Blue's Room

Adam Nankervis

Last year in Liverpool a friend of mine, Blue, a returned soldier from the Iraq war, brought over a local newspaper, The Liverpool Echo, and showed me, in the inner pages, photos of two friends he was posted with, who had been killed in combat south of Baghdad. They were 19 and 22 years old.

Blue was one of the first of the British troops to enter Sadam's palace and the troops warned of possible booby traps and mines.

Blue was in active combat and finds it now nearly impossible to talk about the experience.

He finds it almost impossible to talk at all.

He was discharged after ambulance duty where he was almost killed twice under friendly fire despite the red cross on his truck. He was discharged with post traumatic stress disorder and returned to Crosby Liverpool where he and his friends had grown up.

For Blue it was from football fields to the army.

He invited me to his home where he lived with his mother, and a room mate, a policeman.

This room, his bedroom, at the top of the stairs facing back house tenaments is a teenage playground, the debris of his adolescent romance.

A cut and tear portrait of Mishima as Sebastian next to a Metallica sticker above the broken pile of his CD collection on his red and white bed side table.
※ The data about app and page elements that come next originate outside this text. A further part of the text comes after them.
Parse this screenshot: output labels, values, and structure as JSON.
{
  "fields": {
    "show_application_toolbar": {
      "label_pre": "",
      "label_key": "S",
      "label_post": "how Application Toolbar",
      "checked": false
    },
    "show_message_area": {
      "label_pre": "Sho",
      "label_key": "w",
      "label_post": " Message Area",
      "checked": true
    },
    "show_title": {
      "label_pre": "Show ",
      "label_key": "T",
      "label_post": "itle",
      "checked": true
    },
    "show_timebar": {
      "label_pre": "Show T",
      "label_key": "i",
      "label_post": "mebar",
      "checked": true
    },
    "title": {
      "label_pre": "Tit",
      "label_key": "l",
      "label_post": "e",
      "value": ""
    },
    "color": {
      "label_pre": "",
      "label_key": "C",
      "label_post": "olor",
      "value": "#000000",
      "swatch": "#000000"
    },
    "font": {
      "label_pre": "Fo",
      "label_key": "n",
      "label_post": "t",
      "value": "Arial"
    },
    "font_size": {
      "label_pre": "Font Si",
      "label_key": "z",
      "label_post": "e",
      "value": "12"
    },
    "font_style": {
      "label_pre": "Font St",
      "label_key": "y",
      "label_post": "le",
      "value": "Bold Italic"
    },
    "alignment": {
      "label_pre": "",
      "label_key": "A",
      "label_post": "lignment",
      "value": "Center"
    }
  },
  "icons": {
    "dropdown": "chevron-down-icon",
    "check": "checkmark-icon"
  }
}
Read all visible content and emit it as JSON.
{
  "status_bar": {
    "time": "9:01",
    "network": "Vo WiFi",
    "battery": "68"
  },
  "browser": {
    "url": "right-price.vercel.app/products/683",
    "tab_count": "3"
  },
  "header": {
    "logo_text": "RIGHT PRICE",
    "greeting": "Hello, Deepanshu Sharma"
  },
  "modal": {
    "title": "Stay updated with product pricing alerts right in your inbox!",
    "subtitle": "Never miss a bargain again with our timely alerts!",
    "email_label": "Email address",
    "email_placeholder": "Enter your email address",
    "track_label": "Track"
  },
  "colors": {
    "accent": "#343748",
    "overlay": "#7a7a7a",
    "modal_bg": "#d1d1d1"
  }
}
It is a room that remains as though he had never left.

This is a utopia petrified.

This is Blue's room.